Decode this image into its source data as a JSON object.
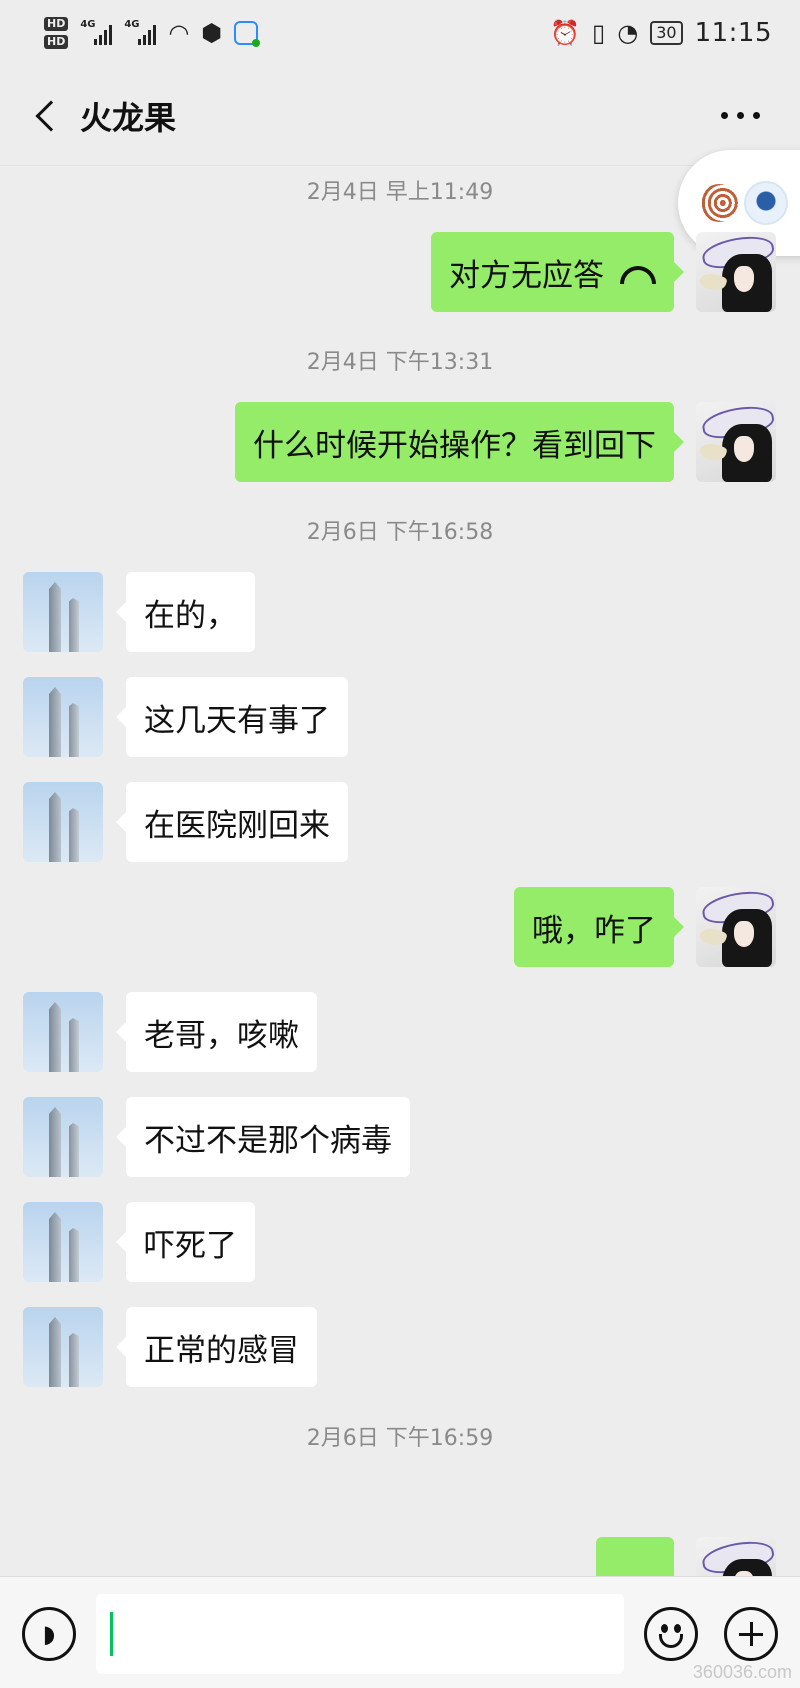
{
  "status_bar": {
    "hd1": "HD",
    "hd2": "HD",
    "net1": "4G",
    "net2": "4G",
    "battery": "30",
    "time": "11:15"
  },
  "header": {
    "title": "火龙果"
  },
  "messages": [
    {
      "timestamp": "2月4日 早上11:49"
    },
    {
      "side": "right",
      "text": "对方无应答",
      "icon": "phone-hangup-icon"
    },
    {
      "timestamp": "2月4日 下午13:31"
    },
    {
      "side": "right",
      "text": "什么时候开始操作？看到回下"
    },
    {
      "timestamp": "2月6日 下午16:58"
    },
    {
      "side": "left",
      "text": "在的，"
    },
    {
      "side": "left",
      "text": "这几天有事了"
    },
    {
      "side": "left",
      "text": "在医院刚回来"
    },
    {
      "side": "right",
      "text": "哦，咋了"
    },
    {
      "side": "left",
      "text": "老哥，咳嗽"
    },
    {
      "side": "left",
      "text": "不过不是那个病毒"
    },
    {
      "side": "left",
      "text": "吓死了"
    },
    {
      "side": "left",
      "text": "正常的感冒"
    },
    {
      "timestamp": "2月6日 下午16:59"
    },
    {
      "side": "right",
      "icon": "emoji-sticker-icon"
    }
  ],
  "input_bar": {
    "value": ""
  },
  "colors": {
    "background": "#ededed",
    "self_bubble": "#95ec69",
    "other_bubble": "#ffffff",
    "caret": "#07c160"
  },
  "watermark": "360036.com"
}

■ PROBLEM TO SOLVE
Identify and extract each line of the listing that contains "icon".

■ ANSWER SPACE
      "icon": "phone-hangup-icon"
      "icon": "emoji-sticker-icon"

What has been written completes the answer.